Story Behind The Song By Ed Osborne
Like “The Wanderer” – about whom Dion sang in 1962 – a real-life Leroy Brown also inspired a singer to capture his character on vinyl. Jim Croce met the original Leroy while in telephone lineman school at Fort Dix, New Jersey, just up the freeway from Croce’s hometown of Philadelphia. Student Brown got fed up one day and simply walked off the base, only to return on payday to pick up his check. AWOL Brown soon found himself cuffed, and Croce found himself a song waiting to be written. When composing time came around, Jim fleshed out his tale of Leroy with a junkyard dog image drawn from times spent scrounging around for parts to fix up Jim’s broken-down car of the moment. Once Jim landed a recording deal, he began turning his life stories into gold. Bad, Bad Leroy Brown became Jim’s first #1, and was in the final week of its chart run when Jim was killed in a plane crash.

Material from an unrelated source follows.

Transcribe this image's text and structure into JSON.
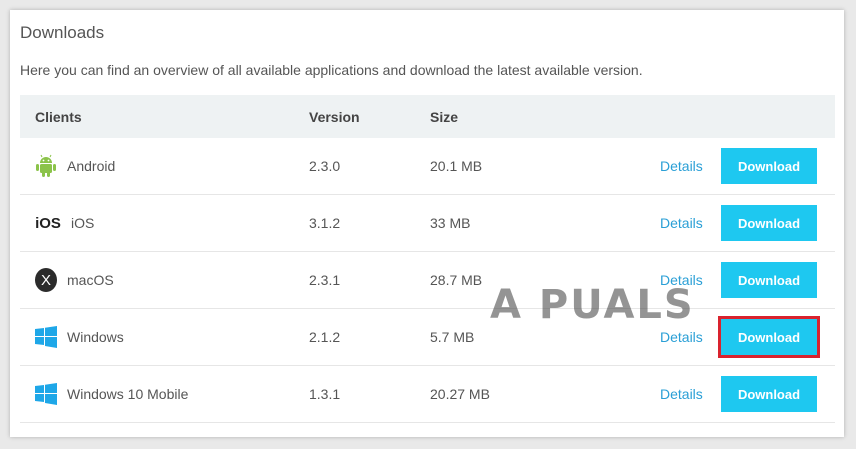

This content and all Song Meaning articles were created and written by Top 40 Contributing Editor Ed Osborne. © 2023 Ed Osborne. All Rights Reserved. In addition to these song meaning articles, Ed has written our “Year in Music 1960s-1990s” articles.
- Terry Cashman
- Tommy West
Lyrics Written by:
- Jim Croce
- Grammy Award Nominations: Jim Croce was Grammy nominated for “Bad, Bad Leroy Brown” in Pop Male Vocalist and Record of the Year categories (1973)
- American Music Award: Jim Croce won American Music Award for Favorite Pop/Rock Male Artist (1974)
- Top 40 Weekly Top Songs of the 70s Chart Position: #87